(sciencedirect.com) Opt for lower-sugar cereals or those with no-added sugar, like plain wholewheat cereal biscuits or plain porridge.

It is also recommended that breakfast is eaten within two hours of waking, providing calories in the range of 20-30 per cent of your guideline daily allowance (shakeupyourwakeup.com).

A healthy breakfast, according to health specialists (eatingwell.com), should consist of:

• Whole grains. For example, wholegrain rolls or bagels; hot or cold whole-grain (low-sugar) cereals.

 

 

• Protein. Examples include legumes and nuts.

• Fruits and vegetables. This may be fresh or frozen fruits and vegetables, 100 per cent juice drinks without added sugar, and fruit and vegetable smoothies.

There are lots of fortified vegan yoghurts and plant-milks that you can have with your breakfast, to ensure that you get a good dose of vitamins each morning. Look for those that are unsweetened, and have added nutrients like calcium and B12.

How can I make sure I eat breakfast?

Group of young people practicing yoga In the prayer position at gym, Concept of relaxation and meditation

Life can be busy, so there are some things we can do to make sure that we are eating a nutritious meal each morning. Try the following:

• Prepare your breakfast the night before - quick-to-make meals include overnight oats, pre-made granola pots with sliced fruit and batch-cooked healthy muffins.

This will mean that you can either eat when you wake, or grab-andgo - enjoying your brekkie on your commute or once you arrive at work.

• Set your alarm ten minutes earlier than usual, to make sure that you have the time to eat before you start the day or leave the house.

• Keep a selection of healthy and simple breakfast foods at work, to stop you from skipping or from buying an unhealthier option when the chance arises.

• Swap out time-wasting habits that you indulge in when you wake, like scrolling social media or checking emails.

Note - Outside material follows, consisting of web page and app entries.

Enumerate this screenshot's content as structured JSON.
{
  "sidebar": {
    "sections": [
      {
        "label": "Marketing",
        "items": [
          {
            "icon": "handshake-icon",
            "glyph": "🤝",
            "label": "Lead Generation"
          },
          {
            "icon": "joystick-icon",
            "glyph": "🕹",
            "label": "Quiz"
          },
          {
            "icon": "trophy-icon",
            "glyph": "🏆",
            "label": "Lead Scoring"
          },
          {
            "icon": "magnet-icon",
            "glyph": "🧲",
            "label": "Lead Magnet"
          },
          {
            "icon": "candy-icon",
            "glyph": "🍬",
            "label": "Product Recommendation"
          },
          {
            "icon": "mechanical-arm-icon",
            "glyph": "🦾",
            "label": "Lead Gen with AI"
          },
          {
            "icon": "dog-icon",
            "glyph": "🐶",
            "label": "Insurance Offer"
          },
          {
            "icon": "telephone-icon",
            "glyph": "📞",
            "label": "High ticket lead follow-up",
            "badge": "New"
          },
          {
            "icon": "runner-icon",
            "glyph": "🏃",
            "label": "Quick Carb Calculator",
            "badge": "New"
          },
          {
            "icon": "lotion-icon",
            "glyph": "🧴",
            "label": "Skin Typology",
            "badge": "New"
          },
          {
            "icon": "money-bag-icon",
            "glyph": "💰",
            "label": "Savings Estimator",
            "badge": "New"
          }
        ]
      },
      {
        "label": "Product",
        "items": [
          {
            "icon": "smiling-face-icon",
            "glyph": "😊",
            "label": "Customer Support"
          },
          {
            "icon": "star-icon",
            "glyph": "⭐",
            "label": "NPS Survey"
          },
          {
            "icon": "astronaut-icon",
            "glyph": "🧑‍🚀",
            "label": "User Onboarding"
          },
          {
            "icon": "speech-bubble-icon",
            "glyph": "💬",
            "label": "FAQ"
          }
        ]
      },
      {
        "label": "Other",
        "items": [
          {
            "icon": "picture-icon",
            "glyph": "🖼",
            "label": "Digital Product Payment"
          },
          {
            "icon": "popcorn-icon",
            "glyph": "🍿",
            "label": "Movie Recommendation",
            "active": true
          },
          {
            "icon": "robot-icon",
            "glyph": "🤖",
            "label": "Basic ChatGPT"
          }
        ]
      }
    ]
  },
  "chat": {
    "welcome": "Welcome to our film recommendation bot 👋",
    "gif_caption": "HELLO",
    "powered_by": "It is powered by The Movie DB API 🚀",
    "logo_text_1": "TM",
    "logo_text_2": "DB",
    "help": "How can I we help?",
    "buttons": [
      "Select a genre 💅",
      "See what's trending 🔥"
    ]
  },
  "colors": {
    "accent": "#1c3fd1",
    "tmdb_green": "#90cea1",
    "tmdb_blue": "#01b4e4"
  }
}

Use this time for breakfast, instead!

VeganLife

The lifestyle magazine written by vegans for vegans.